This book therefore represents a farewell to the Christian identity as a force shaping the life of the individual and of society. And it is also a farewell to the Church’s missionary mandate to be the salt of the earth. It has to be asked, in fact, how many pagans the Irish monks would have brought to Christ in Switzerland if they had shared Schmitt’s claim “that the existing realities of life must no longer be discredited in the magisterial texts and in the teaching of the Catholic Church.”
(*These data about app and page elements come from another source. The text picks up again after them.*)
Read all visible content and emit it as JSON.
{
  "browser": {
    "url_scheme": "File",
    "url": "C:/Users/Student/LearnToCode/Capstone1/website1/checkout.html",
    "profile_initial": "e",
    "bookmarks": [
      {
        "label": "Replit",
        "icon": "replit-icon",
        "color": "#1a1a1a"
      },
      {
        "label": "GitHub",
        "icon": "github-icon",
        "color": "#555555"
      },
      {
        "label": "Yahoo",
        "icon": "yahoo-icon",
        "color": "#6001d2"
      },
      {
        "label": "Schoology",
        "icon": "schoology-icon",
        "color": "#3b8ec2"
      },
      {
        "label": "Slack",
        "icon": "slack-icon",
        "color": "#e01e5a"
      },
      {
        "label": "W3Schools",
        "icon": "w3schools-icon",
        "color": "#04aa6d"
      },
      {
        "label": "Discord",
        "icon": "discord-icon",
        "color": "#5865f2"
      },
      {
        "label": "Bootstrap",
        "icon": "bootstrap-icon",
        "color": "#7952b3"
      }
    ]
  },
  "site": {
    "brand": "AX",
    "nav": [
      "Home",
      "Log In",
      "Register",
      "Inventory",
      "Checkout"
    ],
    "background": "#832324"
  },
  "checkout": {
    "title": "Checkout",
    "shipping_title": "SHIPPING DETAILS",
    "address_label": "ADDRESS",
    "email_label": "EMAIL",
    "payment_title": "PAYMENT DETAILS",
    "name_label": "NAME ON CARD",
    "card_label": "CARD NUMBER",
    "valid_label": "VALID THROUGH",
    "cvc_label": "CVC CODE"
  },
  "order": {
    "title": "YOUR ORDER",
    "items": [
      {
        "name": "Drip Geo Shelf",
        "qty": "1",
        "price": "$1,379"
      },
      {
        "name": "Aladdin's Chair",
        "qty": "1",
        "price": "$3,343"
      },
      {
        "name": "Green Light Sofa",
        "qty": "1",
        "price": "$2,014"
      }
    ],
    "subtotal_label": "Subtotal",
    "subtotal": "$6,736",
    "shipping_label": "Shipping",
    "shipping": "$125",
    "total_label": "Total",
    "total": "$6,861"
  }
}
Romano Guardini, in his book “The end of the modern world,” brought to light the fact that through divine revelation there arise in man forces that, although being natural in themselves, do not develop outside of this context. With the obfuscation of faith in God, therefore, the “secularized Christianities” would soon be declared sentimentalism and set aside.
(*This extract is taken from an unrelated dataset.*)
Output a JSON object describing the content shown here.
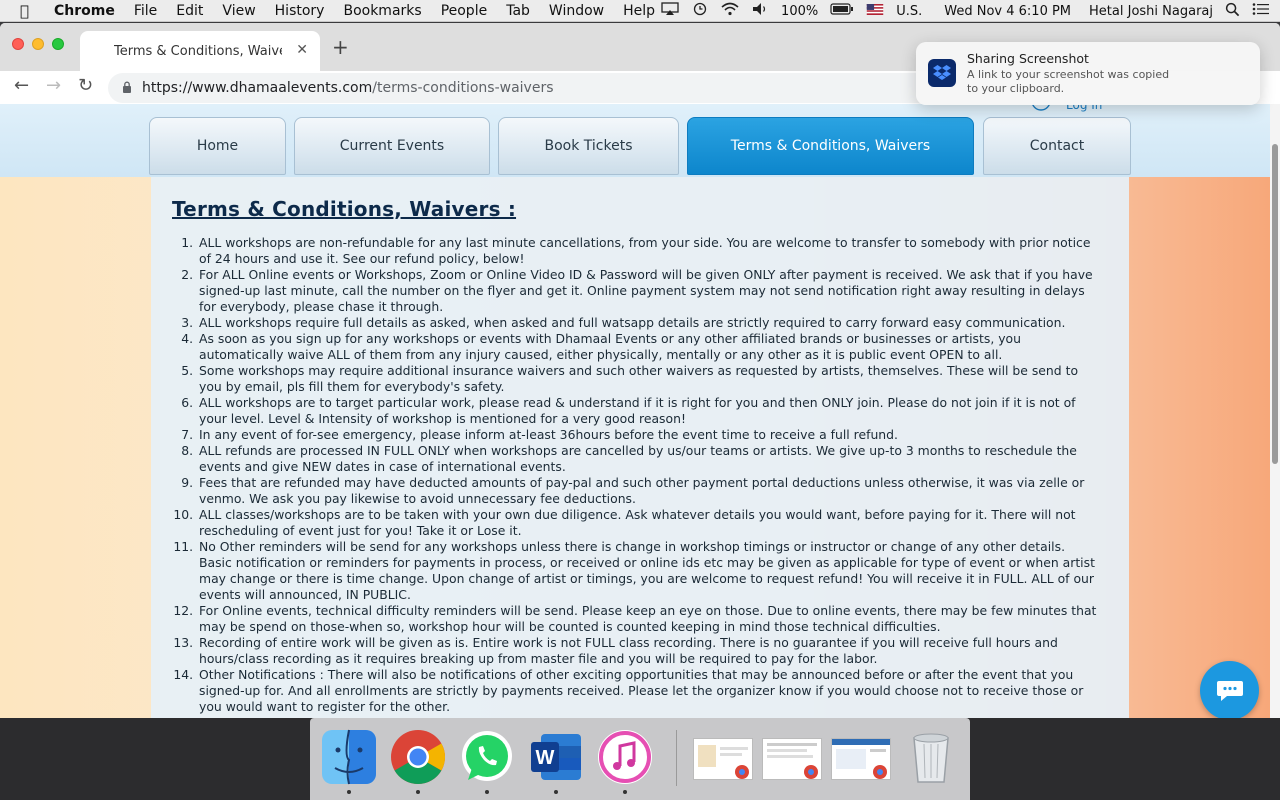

In relation to the institution of marriage, this means that this institution, already by its nature oriented toward the indissoluble union between man and woman, becomes concretely realizable in a context of Christian life. That is, under the “arch” of the Christian faith – as Guardini calls it – that which is natural in itself becomes realizable. If, however, this Christian faith is lacking, man is no longer capable of living that to which marriage is oriented already at the natural level. And in fact, in the societies of the Western world, ever more estranged from God, the Christian faith is gravely obfuscated. The result is a not-yet-concluded dissolution of that which is signified by marriage.
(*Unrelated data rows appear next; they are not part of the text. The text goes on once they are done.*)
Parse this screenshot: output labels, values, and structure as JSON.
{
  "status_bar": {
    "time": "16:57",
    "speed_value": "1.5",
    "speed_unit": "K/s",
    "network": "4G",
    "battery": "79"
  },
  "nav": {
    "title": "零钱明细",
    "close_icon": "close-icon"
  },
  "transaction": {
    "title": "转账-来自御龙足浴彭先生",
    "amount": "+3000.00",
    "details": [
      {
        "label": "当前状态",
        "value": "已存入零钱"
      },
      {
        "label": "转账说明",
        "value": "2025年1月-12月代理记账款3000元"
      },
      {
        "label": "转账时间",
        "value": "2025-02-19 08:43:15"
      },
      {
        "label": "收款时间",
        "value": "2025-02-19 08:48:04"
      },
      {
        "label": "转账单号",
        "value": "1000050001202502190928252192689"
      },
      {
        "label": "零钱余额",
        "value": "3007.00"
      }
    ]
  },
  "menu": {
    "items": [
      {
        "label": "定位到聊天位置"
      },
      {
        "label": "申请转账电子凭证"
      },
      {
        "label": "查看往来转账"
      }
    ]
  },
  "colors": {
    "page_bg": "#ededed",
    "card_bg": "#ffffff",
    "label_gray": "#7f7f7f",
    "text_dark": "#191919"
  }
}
This development tragically proves Guardini right. He would have been surprised, however, and probably frightened as well, by the fact that not only in society but also in parts of the Catholic Church a grave obfuscation of faith in God is taking place. This has made it such that – as the book in question shows – indissoluble marriage between a man and a woman even in parts of the Church is being declared an outdated bit of sentimentalism: marriage is seen as on its way to being a “sacrament relegated to the niche,” and perhaps is even already a “residue of the history of the Church” (Bünker).
The volume “Diversity of families” also shows clearly that those who uphold in the Church the point of view of post-Christian society don’t even want to hear about the mercy of God, as Pope Francis preaches it, because it is taken as representing just a pittance that does not lead to the official recognition of the diversity of families in the Church. And they also don’t want to see the Church’s recognition of the civilly “remarried” go only to extraordinary individual cases, as in the hopes expressed by Cardinal Kasper.
At least on this the secretary of the pastoral commission of the conference of Swiss bishops and the professor of ethical theology at the theological faculty of Chur, together with their coauthors, have made themselves clear in an unmistakable manner.
Thus no one will be able to say he has not had the chance to evaluate the true scope of what is on the agenda next autumn at the synod of bishops.
Let us be blunt. There are many people in positions of authority in the Church who hate the Church and despise traditional Catholic teaching. A good Pope would do something about this. Pope Francis seems ready to capitulate in many areas to these anti-Catholic bigots within Mother Church.